* _Exercise instructions_:
Please return each of the entries exactly, minus their pictures.

* _Entries shown_:
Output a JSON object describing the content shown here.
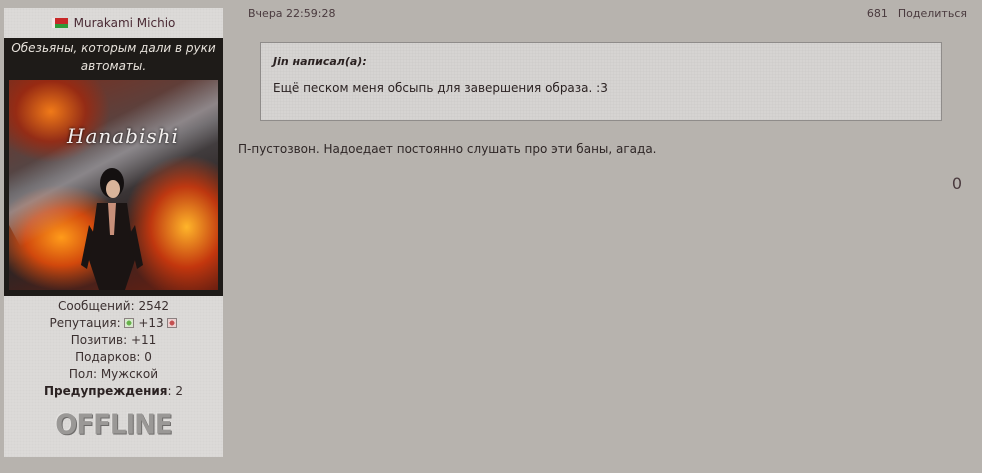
{
  "profile": {
    "username": "Murakami Michio",
    "flag_icon": "belarus-flag-icon",
    "status": "Обезьяны, которым дали в руки автоматы.",
    "avatar_text": "Hanabishi",
    "posts_label": "Сообщений:",
    "posts_value": "2542",
    "reputation_label": "Репутация:",
    "reputation_value": "+13",
    "positive_label": "Позитив:",
    "positive_value": "+11",
    "gifts_label": "Подарков:",
    "gifts_value": "0",
    "gender_label": "Пол:",
    "gender_value": "Мужской",
    "warnings_label": "Предупреждения",
    "warnings_value": "2",
    "online_status": "OFFLINE"
  },
  "post": {
    "date": "Вчера 22:59:28",
    "number": "681",
    "share_label": "Поделиться",
    "quote_author": "Jin написал(а):",
    "quote_text": "Ещё песком меня обсыпь для завершения образа. :3",
    "text": "П-пустозвон. Надоедает постоянно слушать про эти баны, агада.",
    "rating": "0"
  },
  "colors": {
    "page_bg": "#b7b3ae",
    "panel_bg": "#dcdad8",
    "status_bg": "#1e1b18",
    "name_color": "#4a2a34"
  }
}
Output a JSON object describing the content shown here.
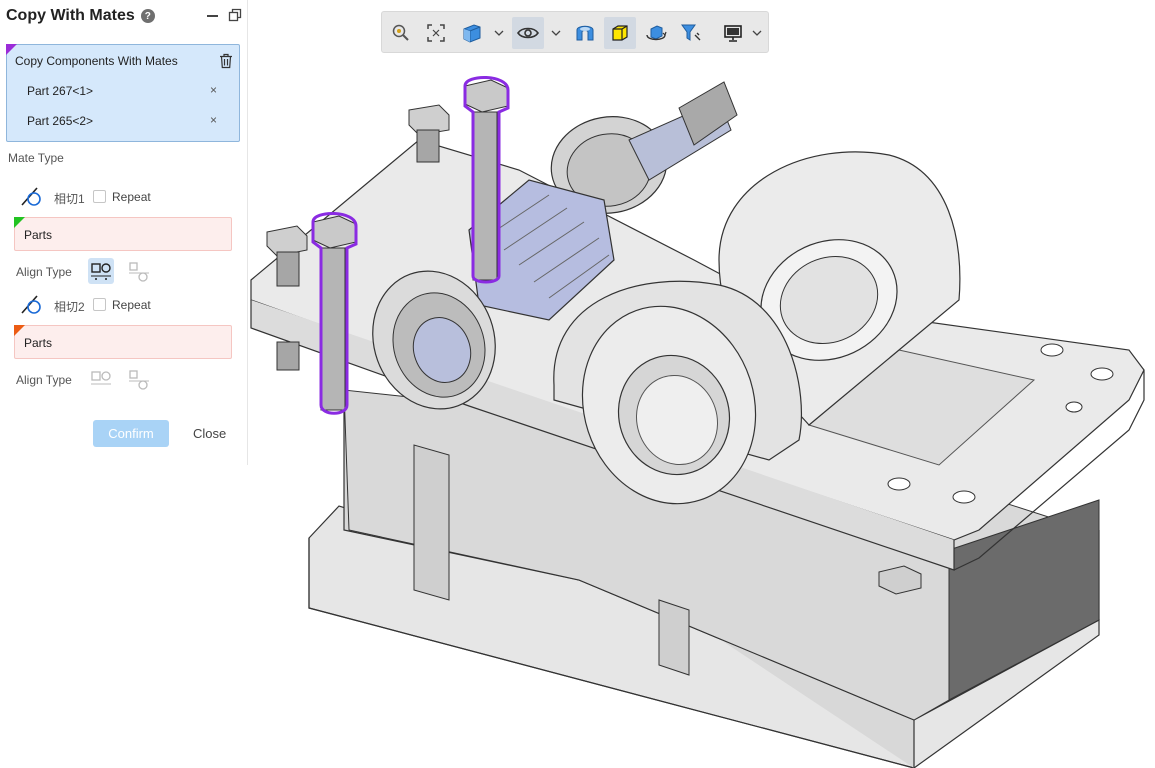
{
  "panel": {
    "title": "Copy With Mates",
    "help_icon": "?",
    "minimize_icon": "minimize-icon",
    "restore_icon": "restore-window-icon",
    "components": {
      "title": "Copy Components With Mates",
      "items": [
        {
          "label": "Part 267<1>",
          "remove": "×"
        },
        {
          "label": "Part 265<2>",
          "remove": "×"
        }
      ]
    },
    "mate_type_label": "Mate Type",
    "mates": [
      {
        "name": "相切1",
        "repeat_label": "Repeat",
        "repeat_checked": false,
        "parts_label": "Parts",
        "align_label": "Align Type",
        "tag_color": "#22c322"
      },
      {
        "name": "相切2",
        "repeat_label": "Repeat",
        "repeat_checked": false,
        "parts_label": "Parts",
        "align_label": "Align Type",
        "tag_color": "#ec5c14"
      }
    ],
    "confirm_label": "Confirm",
    "close_label": "Close"
  },
  "toolbar": {
    "buttons": [
      "zoom-icon",
      "zoom-to-fit-icon",
      "view-cube-icon",
      "visibility-eye-icon",
      "section-view-icon",
      "display-style-icon",
      "rotate-view-icon",
      "filter-icon",
      "monitor-icon"
    ]
  },
  "colors": {
    "selection_outline": "#8a2be2",
    "accent": "#a9d3f6",
    "panel_highlight": "#d5e8fb",
    "error_bg": "#fdeeed"
  }
}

* _Solution_:
Output a JSON object describing the content shown here.
{
  "profile": {
    "username": "Murakami Michio",
    "flag_icon": "belarus-flag-icon",
    "status": "Обезьяны, которым дали в руки автоматы.",
    "avatar_text": "Hanabishi",
    "posts_label": "Сообщений:",
    "posts_value": "2542",
    "reputation_label": "Репутация:",
    "reputation_value": "+13",
    "positive_label": "Позитив:",
    "positive_value": "+11",
    "gifts_label": "Подарков:",
    "gifts_value": "0",
    "gender_label": "Пол:",
    "gender_value": "Мужской",
    "warnings_label": "Предупреждения",
    "warnings_value": "2",
    "online_status": "OFFLINE"
  },
  "post": {
    "date": "Вчера 22:59:28",
    "number": "681",
    "share_label": "Поделиться",
    "quote_author": "Jin написал(а):",
    "quote_text": "Ещё песком меня обсыпь для завершения образа. :3",
    "text": "П-пустозвон. Надоедает постоянно слушать про эти баны, агада.",
    "rating": "0"
  },
  "colors": {
    "page_bg": "#b7b3ae",
    "panel_bg": "#dcdad8",
    "status_bg": "#1e1b18",
    "name_color": "#4a2a34"
  }
}
Output a JSON object describing the content shown here.
{
  "panel": {
    "title": "Copy With Mates",
    "help_icon": "?",
    "minimize_icon": "minimize-icon",
    "restore_icon": "restore-window-icon",
    "components": {
      "title": "Copy Components With Mates",
      "items": [
        {
          "label": "Part 267<1>",
          "remove": "×"
        },
        {
          "label": "Part 265<2>",
          "remove": "×"
        }
      ]
    },
    "mate_type_label": "Mate Type",
    "mates": [
      {
        "name": "相切1",
        "repeat_label": "Repeat",
        "repeat_checked": false,
        "parts_label": "Parts",
        "align_label": "Align Type",
        "tag_color": "#22c322"
      },
      {
        "name": "相切2",
        "repeat_label": "Repeat",
        "repeat_checked": false,
        "parts_label": "Parts",
        "align_label": "Align Type",
        "tag_color": "#ec5c14"
      }
    ],
    "confirm_label": "Confirm",
    "close_label": "Close"
  },
  "toolbar": {
    "buttons": [
      "zoom-icon",
      "zoom-to-fit-icon",
      "view-cube-icon",
      "visibility-eye-icon",
      "section-view-icon",
      "display-style-icon",
      "rotate-view-icon",
      "filter-icon",
      "monitor-icon"
    ]
  },
  "colors": {
    "selection_outline": "#8a2be2",
    "accent": "#a9d3f6",
    "panel_highlight": "#d5e8fb",
    "error_bg": "#fdeeed"
  }
}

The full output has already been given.